EXERCISE DESCRIPTION
From the entries that follow, copy each line containing the word "JSON".

GIVEN INFORMATION

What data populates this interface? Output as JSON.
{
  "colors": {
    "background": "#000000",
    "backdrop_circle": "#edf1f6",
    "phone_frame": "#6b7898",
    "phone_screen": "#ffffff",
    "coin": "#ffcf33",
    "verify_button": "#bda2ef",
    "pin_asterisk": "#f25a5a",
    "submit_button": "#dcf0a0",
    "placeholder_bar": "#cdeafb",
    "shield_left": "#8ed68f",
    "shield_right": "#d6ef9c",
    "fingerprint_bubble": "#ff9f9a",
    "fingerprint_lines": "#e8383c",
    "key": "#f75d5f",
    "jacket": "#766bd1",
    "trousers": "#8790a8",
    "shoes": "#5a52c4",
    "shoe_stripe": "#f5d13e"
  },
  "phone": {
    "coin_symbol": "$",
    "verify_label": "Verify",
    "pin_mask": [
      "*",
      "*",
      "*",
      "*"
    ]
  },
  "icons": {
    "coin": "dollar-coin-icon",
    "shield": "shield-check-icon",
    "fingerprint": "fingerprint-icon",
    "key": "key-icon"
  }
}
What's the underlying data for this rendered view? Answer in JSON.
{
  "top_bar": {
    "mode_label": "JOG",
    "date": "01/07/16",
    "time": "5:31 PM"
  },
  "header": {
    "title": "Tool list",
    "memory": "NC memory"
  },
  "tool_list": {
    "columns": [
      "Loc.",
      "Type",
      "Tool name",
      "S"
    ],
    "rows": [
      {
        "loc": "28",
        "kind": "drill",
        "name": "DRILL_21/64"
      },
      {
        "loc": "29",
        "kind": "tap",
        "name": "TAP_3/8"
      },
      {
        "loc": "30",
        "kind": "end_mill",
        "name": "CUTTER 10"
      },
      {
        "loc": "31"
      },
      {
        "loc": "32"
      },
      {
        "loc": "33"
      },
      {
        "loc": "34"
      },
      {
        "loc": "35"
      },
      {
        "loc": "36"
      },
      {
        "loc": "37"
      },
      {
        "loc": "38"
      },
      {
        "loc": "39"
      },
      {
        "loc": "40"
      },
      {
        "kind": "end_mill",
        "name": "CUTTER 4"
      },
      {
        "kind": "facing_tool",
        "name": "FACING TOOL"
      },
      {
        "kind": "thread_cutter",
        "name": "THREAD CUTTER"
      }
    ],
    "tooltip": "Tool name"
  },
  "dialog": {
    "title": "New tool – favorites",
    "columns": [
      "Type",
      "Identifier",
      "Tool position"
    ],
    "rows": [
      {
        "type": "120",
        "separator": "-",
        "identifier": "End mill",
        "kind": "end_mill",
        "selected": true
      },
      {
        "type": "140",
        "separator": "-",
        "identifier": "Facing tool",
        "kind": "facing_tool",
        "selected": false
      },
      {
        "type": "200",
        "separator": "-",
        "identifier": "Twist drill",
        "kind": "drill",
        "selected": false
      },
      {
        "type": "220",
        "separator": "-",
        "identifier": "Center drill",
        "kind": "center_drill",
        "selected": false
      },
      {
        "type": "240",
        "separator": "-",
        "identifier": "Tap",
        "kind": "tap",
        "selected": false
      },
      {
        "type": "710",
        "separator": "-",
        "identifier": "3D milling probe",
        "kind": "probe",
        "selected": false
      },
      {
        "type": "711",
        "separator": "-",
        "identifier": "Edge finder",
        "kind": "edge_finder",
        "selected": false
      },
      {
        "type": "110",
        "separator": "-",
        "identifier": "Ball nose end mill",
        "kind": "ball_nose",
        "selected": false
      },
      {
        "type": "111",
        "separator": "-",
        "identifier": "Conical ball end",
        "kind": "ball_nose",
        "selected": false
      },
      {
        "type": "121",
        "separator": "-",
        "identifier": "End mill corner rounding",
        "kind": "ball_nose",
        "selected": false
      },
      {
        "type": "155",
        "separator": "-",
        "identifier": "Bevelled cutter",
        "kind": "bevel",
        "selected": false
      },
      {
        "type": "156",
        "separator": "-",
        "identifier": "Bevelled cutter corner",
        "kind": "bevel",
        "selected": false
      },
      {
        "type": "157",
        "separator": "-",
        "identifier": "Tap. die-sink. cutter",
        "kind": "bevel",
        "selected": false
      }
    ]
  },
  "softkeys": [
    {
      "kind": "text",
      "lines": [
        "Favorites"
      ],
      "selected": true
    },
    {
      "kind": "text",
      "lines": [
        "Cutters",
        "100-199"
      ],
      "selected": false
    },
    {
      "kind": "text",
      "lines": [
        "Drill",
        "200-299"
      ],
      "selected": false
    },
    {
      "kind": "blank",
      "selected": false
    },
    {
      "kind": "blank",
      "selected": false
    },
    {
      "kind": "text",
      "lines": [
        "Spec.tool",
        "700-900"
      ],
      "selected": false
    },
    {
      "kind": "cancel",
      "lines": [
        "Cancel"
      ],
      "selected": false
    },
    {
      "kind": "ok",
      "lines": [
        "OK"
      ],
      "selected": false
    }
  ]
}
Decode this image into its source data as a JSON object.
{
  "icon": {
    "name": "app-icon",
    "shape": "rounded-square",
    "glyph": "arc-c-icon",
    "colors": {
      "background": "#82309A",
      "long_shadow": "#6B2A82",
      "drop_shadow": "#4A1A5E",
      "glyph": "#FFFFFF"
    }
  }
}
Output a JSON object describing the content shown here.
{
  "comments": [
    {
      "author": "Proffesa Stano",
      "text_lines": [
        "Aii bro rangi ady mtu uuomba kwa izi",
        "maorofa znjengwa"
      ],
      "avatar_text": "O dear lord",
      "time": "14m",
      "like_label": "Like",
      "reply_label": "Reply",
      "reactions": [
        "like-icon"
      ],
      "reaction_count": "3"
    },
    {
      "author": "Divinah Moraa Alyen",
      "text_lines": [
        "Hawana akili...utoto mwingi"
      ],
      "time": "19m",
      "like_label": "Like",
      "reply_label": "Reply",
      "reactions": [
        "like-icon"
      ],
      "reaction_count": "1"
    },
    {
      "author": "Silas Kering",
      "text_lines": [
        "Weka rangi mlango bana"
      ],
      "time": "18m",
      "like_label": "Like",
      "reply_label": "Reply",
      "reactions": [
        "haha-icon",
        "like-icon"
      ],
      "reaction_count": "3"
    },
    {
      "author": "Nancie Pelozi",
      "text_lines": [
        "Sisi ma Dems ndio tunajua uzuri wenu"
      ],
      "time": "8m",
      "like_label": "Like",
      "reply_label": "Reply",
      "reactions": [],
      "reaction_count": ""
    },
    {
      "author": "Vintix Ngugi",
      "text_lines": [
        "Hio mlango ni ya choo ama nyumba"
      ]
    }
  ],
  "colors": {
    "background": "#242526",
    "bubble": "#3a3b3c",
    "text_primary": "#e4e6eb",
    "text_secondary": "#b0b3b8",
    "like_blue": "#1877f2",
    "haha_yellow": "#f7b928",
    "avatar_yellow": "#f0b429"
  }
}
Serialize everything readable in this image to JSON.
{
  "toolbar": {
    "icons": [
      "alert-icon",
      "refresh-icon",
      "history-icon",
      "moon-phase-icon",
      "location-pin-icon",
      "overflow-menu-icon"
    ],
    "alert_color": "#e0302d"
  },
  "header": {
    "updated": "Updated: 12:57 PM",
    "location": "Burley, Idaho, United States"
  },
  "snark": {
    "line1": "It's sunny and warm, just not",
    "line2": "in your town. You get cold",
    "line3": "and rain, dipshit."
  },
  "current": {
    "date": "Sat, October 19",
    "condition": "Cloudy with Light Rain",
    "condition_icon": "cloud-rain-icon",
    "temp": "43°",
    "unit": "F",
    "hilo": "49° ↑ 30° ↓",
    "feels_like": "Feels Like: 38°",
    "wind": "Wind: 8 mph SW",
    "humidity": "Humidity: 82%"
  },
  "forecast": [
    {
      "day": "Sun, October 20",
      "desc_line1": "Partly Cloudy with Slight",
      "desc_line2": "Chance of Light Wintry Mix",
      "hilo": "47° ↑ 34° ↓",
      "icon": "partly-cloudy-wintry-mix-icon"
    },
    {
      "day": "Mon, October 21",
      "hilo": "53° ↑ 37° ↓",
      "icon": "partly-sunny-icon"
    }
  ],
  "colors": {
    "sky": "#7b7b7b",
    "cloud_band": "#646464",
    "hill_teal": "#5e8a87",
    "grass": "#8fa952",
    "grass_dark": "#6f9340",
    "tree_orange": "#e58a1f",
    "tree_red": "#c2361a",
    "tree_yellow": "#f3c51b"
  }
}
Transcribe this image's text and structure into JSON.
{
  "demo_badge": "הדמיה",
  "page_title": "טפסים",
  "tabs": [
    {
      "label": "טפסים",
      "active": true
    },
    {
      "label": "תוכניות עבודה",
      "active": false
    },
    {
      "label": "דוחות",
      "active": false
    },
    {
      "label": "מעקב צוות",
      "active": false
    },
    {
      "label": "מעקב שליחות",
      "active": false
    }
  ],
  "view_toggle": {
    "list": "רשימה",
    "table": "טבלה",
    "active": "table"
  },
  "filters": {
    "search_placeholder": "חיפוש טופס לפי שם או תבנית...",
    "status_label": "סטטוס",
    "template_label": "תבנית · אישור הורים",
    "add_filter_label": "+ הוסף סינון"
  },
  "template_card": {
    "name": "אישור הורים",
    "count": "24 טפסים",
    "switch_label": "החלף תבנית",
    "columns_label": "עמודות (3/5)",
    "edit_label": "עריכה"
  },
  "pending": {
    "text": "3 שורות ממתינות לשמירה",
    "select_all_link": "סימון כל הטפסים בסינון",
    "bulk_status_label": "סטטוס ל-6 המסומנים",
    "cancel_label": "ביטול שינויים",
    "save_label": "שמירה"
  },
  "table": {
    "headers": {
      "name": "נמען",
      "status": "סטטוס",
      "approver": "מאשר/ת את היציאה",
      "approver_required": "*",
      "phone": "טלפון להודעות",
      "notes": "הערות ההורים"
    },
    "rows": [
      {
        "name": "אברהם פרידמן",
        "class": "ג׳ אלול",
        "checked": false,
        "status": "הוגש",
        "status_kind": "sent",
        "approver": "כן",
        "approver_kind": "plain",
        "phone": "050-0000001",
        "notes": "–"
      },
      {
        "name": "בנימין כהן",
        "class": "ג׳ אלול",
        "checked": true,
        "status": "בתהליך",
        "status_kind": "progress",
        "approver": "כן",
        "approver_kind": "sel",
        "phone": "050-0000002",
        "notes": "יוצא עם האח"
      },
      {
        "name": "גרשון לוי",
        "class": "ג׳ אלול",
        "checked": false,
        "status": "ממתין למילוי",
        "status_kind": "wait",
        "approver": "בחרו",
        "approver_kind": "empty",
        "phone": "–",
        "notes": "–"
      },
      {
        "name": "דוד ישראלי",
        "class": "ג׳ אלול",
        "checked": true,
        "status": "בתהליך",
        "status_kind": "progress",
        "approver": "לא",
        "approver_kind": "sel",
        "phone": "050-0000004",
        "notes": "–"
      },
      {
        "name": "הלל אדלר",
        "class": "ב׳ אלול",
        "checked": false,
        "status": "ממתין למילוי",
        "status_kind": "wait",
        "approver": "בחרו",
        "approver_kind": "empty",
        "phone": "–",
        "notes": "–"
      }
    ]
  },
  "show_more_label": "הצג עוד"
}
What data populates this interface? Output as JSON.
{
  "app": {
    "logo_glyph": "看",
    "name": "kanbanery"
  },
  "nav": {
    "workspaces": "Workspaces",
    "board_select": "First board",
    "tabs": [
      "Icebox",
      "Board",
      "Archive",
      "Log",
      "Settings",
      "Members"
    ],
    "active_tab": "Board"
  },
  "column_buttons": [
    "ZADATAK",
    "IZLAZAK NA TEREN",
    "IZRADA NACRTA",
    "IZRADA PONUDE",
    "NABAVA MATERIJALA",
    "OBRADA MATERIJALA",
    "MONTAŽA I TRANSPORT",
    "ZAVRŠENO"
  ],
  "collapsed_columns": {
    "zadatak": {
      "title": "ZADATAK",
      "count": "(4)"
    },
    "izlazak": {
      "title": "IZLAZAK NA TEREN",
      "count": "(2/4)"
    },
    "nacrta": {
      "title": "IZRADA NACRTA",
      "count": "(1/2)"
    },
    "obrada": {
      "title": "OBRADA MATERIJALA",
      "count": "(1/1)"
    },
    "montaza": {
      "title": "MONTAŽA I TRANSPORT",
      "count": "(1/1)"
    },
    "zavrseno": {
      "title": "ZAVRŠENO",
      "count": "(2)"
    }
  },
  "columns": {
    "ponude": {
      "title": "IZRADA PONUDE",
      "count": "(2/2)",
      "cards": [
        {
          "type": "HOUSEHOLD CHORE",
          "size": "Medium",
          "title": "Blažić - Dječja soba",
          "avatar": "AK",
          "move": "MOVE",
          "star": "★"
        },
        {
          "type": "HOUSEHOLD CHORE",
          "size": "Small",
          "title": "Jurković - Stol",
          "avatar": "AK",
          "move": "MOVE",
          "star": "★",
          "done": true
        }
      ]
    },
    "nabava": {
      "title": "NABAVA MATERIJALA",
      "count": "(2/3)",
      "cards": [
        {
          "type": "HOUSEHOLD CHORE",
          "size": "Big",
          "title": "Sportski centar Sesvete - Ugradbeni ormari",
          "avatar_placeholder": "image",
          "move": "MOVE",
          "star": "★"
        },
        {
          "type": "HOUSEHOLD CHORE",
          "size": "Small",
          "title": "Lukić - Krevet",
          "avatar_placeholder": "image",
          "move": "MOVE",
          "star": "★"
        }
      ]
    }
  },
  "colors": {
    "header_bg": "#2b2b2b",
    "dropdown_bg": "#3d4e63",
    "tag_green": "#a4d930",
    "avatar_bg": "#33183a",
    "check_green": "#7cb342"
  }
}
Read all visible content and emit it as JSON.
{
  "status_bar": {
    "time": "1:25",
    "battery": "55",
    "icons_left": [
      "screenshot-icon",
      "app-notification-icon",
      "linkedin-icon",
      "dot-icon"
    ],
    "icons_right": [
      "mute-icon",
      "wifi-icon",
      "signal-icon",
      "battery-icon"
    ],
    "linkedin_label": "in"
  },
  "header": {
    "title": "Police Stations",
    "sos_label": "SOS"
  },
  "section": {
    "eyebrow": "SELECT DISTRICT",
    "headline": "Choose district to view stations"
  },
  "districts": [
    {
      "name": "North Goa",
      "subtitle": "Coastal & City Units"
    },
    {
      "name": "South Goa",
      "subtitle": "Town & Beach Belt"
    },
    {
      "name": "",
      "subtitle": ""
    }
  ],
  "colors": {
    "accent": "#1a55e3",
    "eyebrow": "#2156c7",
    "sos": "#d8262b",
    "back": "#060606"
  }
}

ANSWER SPACE
What data populates this interface? Output as JSON.
What's the underlying data for this rendered view? Answer in JSON.
Decode this image into its source data as a JSON object.
Output a JSON object describing the content shown here.
Serialize everything readable in this image to JSON.
Transcribe this image's text and structure into JSON.
What data populates this interface? Output as JSON.
Read all visible content and emit it as JSON.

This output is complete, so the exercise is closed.